Weldon Epp (BTh, Canadian Mennonite Bible College, 1991; BA Honours [History], University of Manitoba, 1995) joined the Department of Foreign Affairs and International Trade in 1996 as a foreign service officer, following a year on scholarship at the Mandarin Training Centre, National Taiwan Normal University. In Ottawa, he served in the China and Mongolia Division, Human Rights and Humanitarian Affairs Division, and Assignments Division. Abroad he served in Beijing as second secretary and vice-consul, in Taipei as director of general relations, in Jakarta as political counsellor, and on short assignments in Geneva, Islamabad and Phnom Penh. He is currently the director of the Policy Research Division at Foreign Affairs and International Trade Canada, and is completing an executive MPA at Queen’s University. Mr. Epp is married to Kristi Dyck, and has a daughter and two sons. He succeeds François Rivest.
Jean-Carol Pelletier first joined External Affairs and International Trade Canada in 1990 as counsellor in Kinshasa, Zaire (now the Democratic Republic of Congo). In 1997, Mr. Pelletier again served as counsellor in the Democratic Republic of Congo and, in 2004, in Burkina Faso, for the summit of La Francophonie. In Ottawa, he has held a number of positions in the Africa Division’s trade section and Passport Canada. He has had a number of senior-level appointments in both the private and public sector as a manager and adviser. He and his spouse have one son. Mr. Pelletier has been Canada’s high commissioner to Cameroon since 2009. He succeeds Sigrid Anna Johnson.

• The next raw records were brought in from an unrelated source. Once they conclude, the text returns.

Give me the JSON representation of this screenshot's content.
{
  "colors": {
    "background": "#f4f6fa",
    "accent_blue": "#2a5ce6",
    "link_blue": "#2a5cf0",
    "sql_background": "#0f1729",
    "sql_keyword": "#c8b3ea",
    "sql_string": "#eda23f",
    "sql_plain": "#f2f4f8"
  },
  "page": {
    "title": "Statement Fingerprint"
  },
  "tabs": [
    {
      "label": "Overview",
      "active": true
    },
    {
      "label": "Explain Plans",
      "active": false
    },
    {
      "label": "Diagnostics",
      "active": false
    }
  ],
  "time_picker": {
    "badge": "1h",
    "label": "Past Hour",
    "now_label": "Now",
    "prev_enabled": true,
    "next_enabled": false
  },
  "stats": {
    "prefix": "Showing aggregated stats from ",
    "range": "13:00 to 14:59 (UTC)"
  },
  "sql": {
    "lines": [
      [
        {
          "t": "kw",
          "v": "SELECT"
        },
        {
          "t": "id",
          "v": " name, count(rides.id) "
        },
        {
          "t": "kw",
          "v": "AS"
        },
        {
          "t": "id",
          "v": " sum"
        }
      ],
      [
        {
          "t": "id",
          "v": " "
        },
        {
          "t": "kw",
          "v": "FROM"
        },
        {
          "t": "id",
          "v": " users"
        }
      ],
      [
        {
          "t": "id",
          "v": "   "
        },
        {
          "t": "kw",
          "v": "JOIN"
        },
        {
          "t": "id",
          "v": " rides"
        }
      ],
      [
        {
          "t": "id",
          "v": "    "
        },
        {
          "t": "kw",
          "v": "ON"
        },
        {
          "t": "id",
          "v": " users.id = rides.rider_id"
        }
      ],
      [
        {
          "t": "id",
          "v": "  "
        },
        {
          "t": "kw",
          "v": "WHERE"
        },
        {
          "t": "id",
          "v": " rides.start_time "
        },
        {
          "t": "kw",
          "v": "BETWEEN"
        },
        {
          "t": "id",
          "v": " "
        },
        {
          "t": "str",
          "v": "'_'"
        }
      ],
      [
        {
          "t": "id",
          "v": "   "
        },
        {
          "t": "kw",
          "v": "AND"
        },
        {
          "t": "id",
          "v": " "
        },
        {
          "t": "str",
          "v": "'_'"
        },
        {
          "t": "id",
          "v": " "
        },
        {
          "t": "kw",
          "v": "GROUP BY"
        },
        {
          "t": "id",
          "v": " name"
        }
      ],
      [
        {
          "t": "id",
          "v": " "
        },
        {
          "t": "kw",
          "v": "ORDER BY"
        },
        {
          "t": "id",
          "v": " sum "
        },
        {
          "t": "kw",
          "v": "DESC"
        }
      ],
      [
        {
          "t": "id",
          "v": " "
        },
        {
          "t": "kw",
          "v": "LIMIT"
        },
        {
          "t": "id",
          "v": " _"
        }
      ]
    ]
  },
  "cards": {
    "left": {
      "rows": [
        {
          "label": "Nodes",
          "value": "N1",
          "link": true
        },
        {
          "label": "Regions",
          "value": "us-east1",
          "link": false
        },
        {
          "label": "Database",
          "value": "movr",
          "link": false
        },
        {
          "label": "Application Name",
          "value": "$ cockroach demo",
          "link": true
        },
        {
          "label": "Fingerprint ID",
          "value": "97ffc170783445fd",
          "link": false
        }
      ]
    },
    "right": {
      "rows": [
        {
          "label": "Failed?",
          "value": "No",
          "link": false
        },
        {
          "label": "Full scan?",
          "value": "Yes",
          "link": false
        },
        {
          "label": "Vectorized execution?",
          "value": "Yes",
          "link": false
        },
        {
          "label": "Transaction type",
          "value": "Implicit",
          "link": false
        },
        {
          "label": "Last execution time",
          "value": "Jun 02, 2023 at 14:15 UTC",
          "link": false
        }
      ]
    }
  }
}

Lisa Stadelbauer (BA [Administrative and Commercial Studies], University of Western Ontario, 1988) joined External Affairs and International Trade Canada in 1990. Her first assignment abroad was in 1992 to Tel Aviv, and she later served in Hanoi as counsellor, then in Oslo as counsellor and consul. In Ottawa, she worked with the India, Bangladesh, Burma, Nepal and Bhutan Desk, the Middle East Peace Process Coordination Group and the United Nations and Commonwealth Affairs Division. She is currently director of the Eastern and Southern Africa Division and deputy to Canada’s Africa Personal Representative to the G-8. Ms. Stadelbauer is married to Brad Adams and they have two daughters, Olivia and Samantha. She succeeds Barbara Richardson.